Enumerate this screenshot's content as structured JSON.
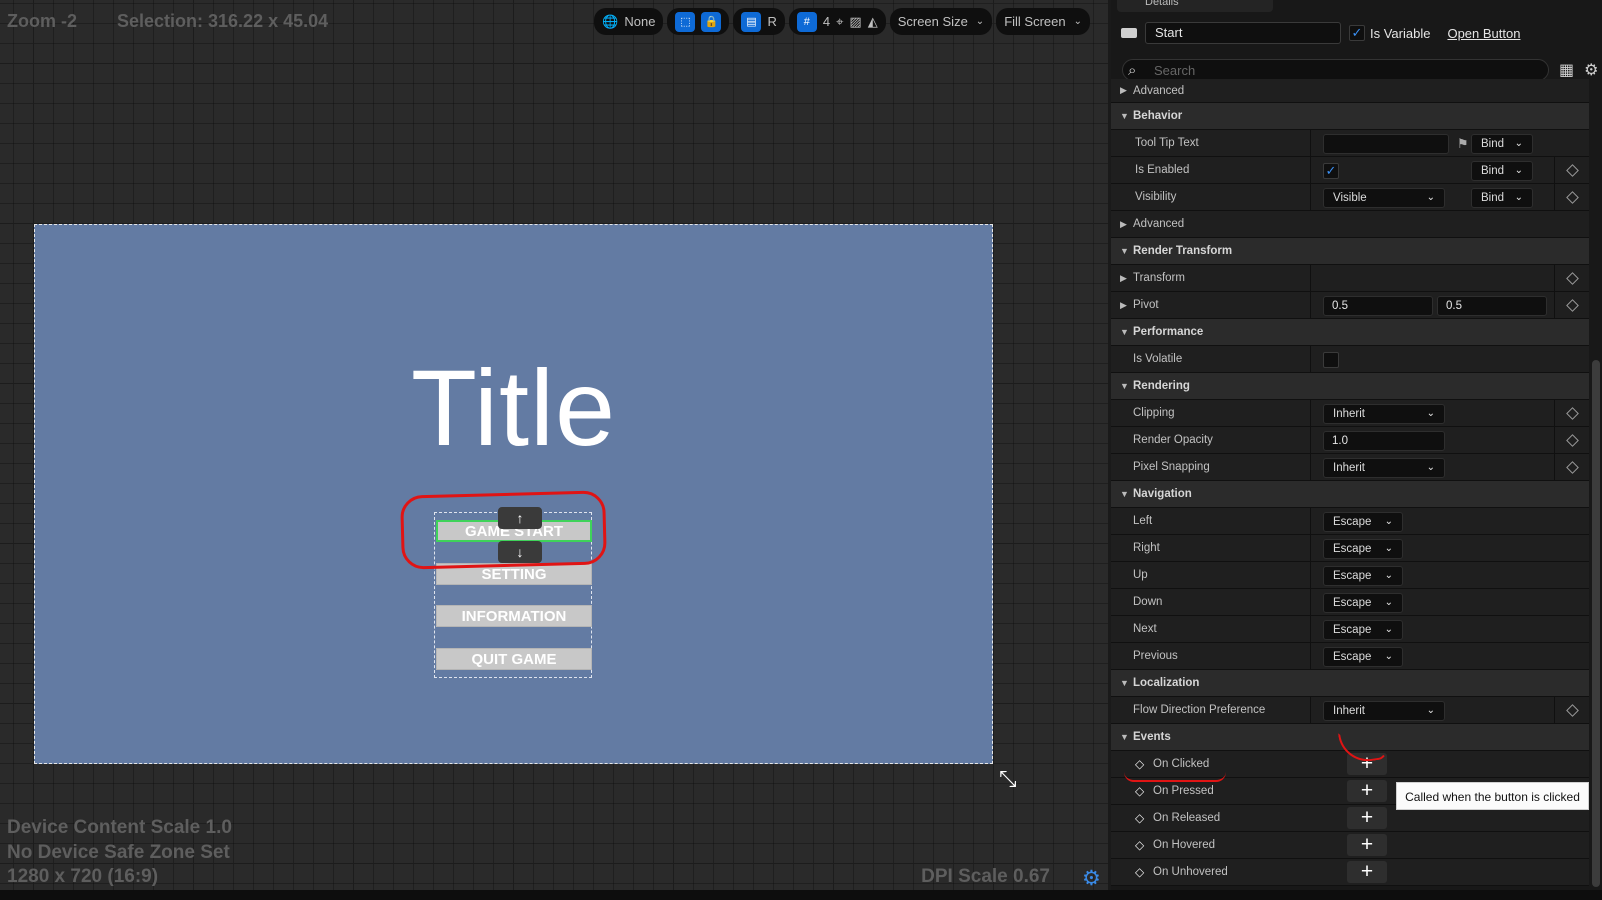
{
  "canvas": {
    "zoom": "Zoom -2",
    "selection": "Selection: 316.22 x 45.04",
    "toolbar": {
      "localization": "None",
      "r_toggle": "R",
      "grid_size": "4",
      "screen_size": "Screen Size",
      "fill_mode": "Fill Screen"
    },
    "widget": {
      "title": "Title",
      "buttons": [
        "GAME START",
        "SETTING",
        "INFORMATION",
        "QUIT GAME"
      ],
      "move_up": "↑",
      "move_down": "↓"
    },
    "info": {
      "content_scale": "Device Content Scale 1.0",
      "safe_zone": "No Device Safe Zone Set",
      "resolution": "1280 x 720 (16:9)",
      "dpi_scale": "DPI Scale 0.67"
    }
  },
  "details": {
    "tab_title": "Details",
    "widget_name": "Start",
    "is_variable_label": "Is Variable",
    "is_variable": true,
    "open_button_label": "Open Button",
    "search_placeholder": "Search",
    "rows": {
      "advanced_top": "Advanced",
      "behavior": "Behavior",
      "tooltip_text": "Tool Tip Text",
      "is_enabled": "Is Enabled",
      "visibility": "Visibility",
      "visibility_value": "Visible",
      "bind": "Bind",
      "advanced_behavior": "Advanced",
      "render_transform": "Render Transform",
      "transform": "Transform",
      "pivot": "Pivot",
      "pivot_x": "0.5",
      "pivot_y": "0.5",
      "performance": "Performance",
      "is_volatile": "Is Volatile",
      "rendering": "Rendering",
      "clipping": "Clipping",
      "clipping_value": "Inherit",
      "render_opacity": "Render Opacity",
      "render_opacity_value": "1.0",
      "pixel_snapping": "Pixel Snapping",
      "pixel_snapping_value": "Inherit",
      "navigation": "Navigation",
      "nav_items": [
        {
          "label": "Left",
          "value": "Escape"
        },
        {
          "label": "Right",
          "value": "Escape"
        },
        {
          "label": "Up",
          "value": "Escape"
        },
        {
          "label": "Down",
          "value": "Escape"
        },
        {
          "label": "Next",
          "value": "Escape"
        },
        {
          "label": "Previous",
          "value": "Escape"
        }
      ],
      "localization": "Localization",
      "flow_direction": "Flow Direction Preference",
      "flow_direction_value": "Inherit",
      "events": "Events",
      "event_items": [
        "On Clicked",
        "On Pressed",
        "On Released",
        "On Hovered",
        "On Unhovered"
      ]
    },
    "tooltip": "Called when the button is clicked"
  },
  "colors": {
    "viewport_bg": "#637ba3",
    "selection_outline": "#3fd25a",
    "annotation": "#e01414",
    "accent": "#0e6ad6"
  }
}
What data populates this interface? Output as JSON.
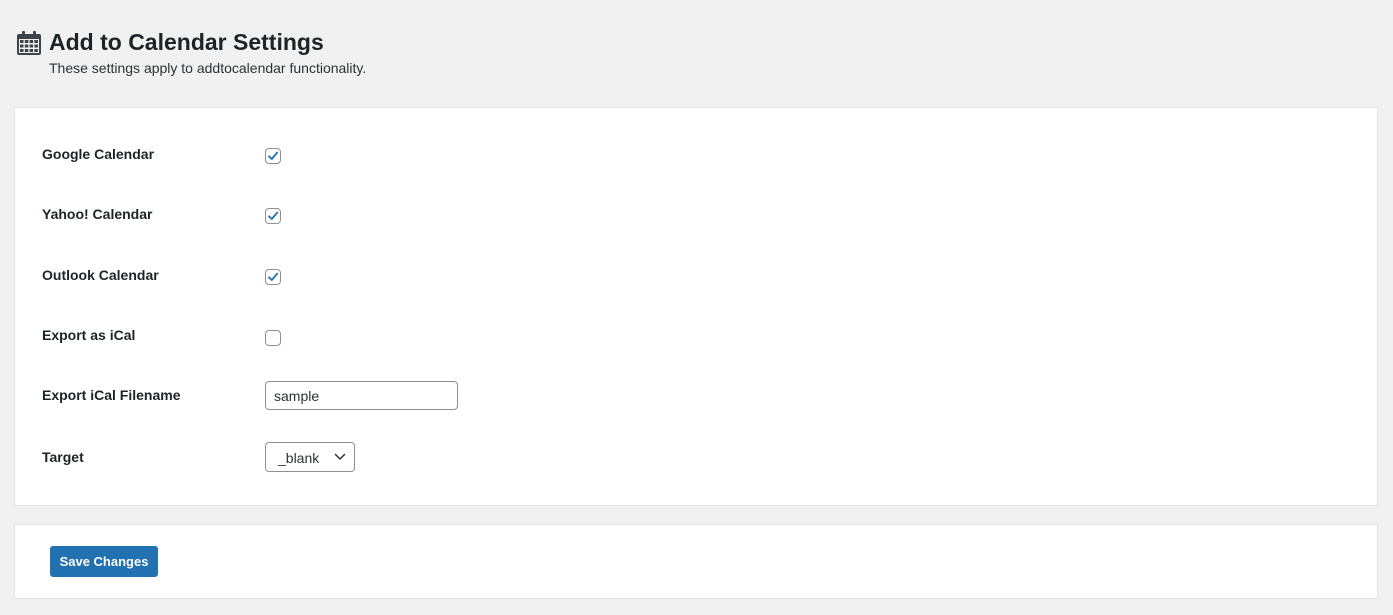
{
  "header": {
    "title": "Add to Calendar Settings",
    "subtitle": "These settings apply to addtocalendar functionality.",
    "icon": "calendar-icon"
  },
  "settings": {
    "google_calendar": {
      "label": "Google Calendar",
      "checked": true
    },
    "yahoo_calendar": {
      "label": "Yahoo! Calendar",
      "checked": true
    },
    "outlook_calendar": {
      "label": "Outlook Calendar",
      "checked": true
    },
    "export_ical": {
      "label": "Export as iCal",
      "checked": false
    },
    "ical_filename": {
      "label": "Export iCal Filename",
      "value": "sample"
    },
    "target": {
      "label": "Target",
      "value": "_blank"
    }
  },
  "actions": {
    "save_label": "Save Changes"
  },
  "colors": {
    "accent": "#2271b1",
    "background": "#f1f1f1",
    "panel": "#ffffff"
  }
}
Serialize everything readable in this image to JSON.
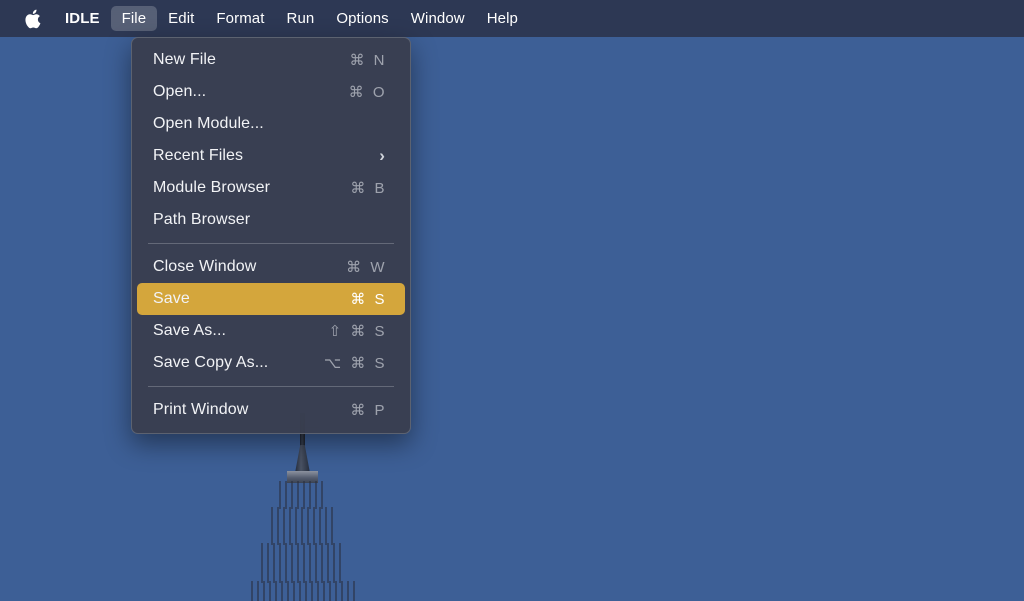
{
  "menubar": {
    "apple_icon": "apple-logo-icon",
    "app_name": "IDLE",
    "items": [
      {
        "label": "File",
        "active": true
      },
      {
        "label": "Edit",
        "active": false
      },
      {
        "label": "Format",
        "active": false
      },
      {
        "label": "Run",
        "active": false
      },
      {
        "label": "Options",
        "active": false
      },
      {
        "label": "Window",
        "active": false
      },
      {
        "label": "Help",
        "active": false
      }
    ]
  },
  "file_menu": {
    "highlight_color": "#d4a63c",
    "groups": [
      {
        "items": [
          {
            "label": "New File",
            "shortcut": "⌘ N",
            "submenu": false,
            "highlighted": false
          },
          {
            "label": "Open...",
            "shortcut": "⌘ O",
            "submenu": false,
            "highlighted": false
          },
          {
            "label": "Open Module...",
            "shortcut": "",
            "submenu": false,
            "highlighted": false
          },
          {
            "label": "Recent Files",
            "shortcut": "",
            "submenu": true,
            "highlighted": false
          },
          {
            "label": "Module Browser",
            "shortcut": "⌘ B",
            "submenu": false,
            "highlighted": false
          },
          {
            "label": "Path Browser",
            "shortcut": "",
            "submenu": false,
            "highlighted": false
          }
        ]
      },
      {
        "items": [
          {
            "label": "Close Window",
            "shortcut": "⌘ W",
            "submenu": false,
            "highlighted": false
          },
          {
            "label": "Save",
            "shortcut": "⌘ S",
            "submenu": false,
            "highlighted": true
          },
          {
            "label": "Save As...",
            "shortcut": "⇧ ⌘ S",
            "submenu": false,
            "highlighted": false
          },
          {
            "label": "Save Copy As...",
            "shortcut": "⌥ ⌘ S",
            "submenu": false,
            "highlighted": false
          }
        ]
      },
      {
        "items": [
          {
            "label": "Print Window",
            "shortcut": "⌘ P",
            "submenu": false,
            "highlighted": false
          }
        ]
      }
    ]
  },
  "desktop": {
    "wallpaper_description": "Empire State Building against blue sky with clouds",
    "sky_color": "#3d5f96",
    "cloud_color": "#d8dee8"
  }
}
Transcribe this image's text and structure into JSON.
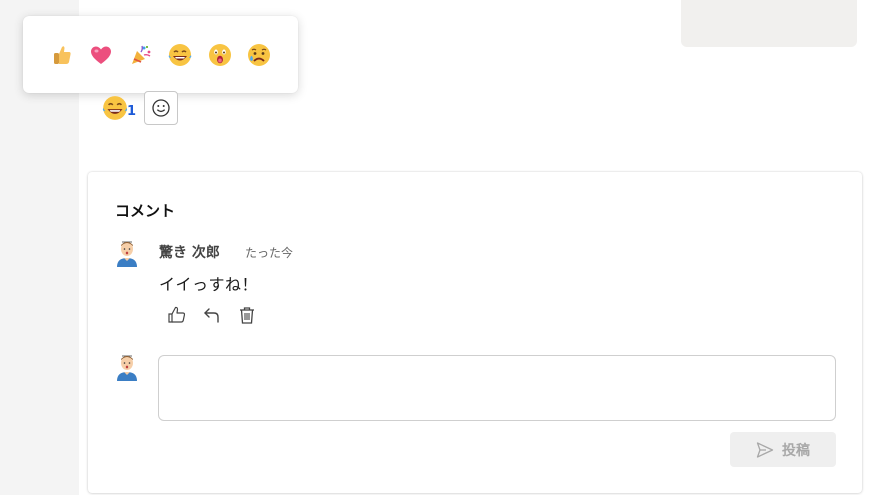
{
  "reaction_picker": {
    "options": [
      {
        "icon": "thumbs-up-emoji"
      },
      {
        "icon": "heart-emoji"
      },
      {
        "icon": "party-popper-emoji"
      },
      {
        "icon": "laughing-tears-emoji"
      },
      {
        "icon": "surprised-emoji"
      },
      {
        "icon": "sad-tear-emoji"
      }
    ]
  },
  "reactions": {
    "current": {
      "icon": "laughing-tears-emoji",
      "count": "1"
    },
    "add_icon": "smiley-add-icon"
  },
  "comments_section": {
    "heading": "コメント",
    "items": [
      {
        "author": "驚き 次郎",
        "time": "たった今",
        "body": "イイっすね！",
        "avatar_icon": "avatar"
      }
    ],
    "actions": [
      "like-icon",
      "reply-icon",
      "delete-icon"
    ]
  },
  "composer": {
    "input_value": "",
    "input_placeholder": "",
    "post_label": "投稿"
  },
  "colors": {
    "accent_blue": "#1e5bd8",
    "disabled_button_bg": "#efefef",
    "disabled_button_text": "#a8a8a8"
  }
}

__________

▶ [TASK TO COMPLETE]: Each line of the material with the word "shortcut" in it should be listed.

▶ [RESPONSE FOR THIS EXERCISE]:
            "shortcut": "⌘ N",
            "shortcut": "⌘ O",
            "shortcut": "",
            "shortcut": "",
            "shortcut": "⌘ B",
            "shortcut": "",
            "shortcut": "⌘ W",
            "shortcut": "⌘ S",
            "shortcut": "⇧ ⌘ S",
            "shortcut": "⌥ ⌘ S",
            "shortcut": "⌘ P",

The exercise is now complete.